| ENTRIES PROVIDED |
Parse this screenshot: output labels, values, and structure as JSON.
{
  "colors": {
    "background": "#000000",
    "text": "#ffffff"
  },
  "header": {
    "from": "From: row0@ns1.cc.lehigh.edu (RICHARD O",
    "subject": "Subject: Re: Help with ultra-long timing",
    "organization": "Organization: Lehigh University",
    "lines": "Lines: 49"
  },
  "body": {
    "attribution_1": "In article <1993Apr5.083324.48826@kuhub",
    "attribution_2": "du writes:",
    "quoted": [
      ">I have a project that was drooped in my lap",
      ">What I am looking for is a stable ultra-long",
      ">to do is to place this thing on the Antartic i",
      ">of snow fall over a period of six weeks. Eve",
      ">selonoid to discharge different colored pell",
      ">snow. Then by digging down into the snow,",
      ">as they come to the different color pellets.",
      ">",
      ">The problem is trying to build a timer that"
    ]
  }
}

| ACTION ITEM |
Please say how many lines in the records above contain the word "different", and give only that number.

| TASK SOLUTION |
2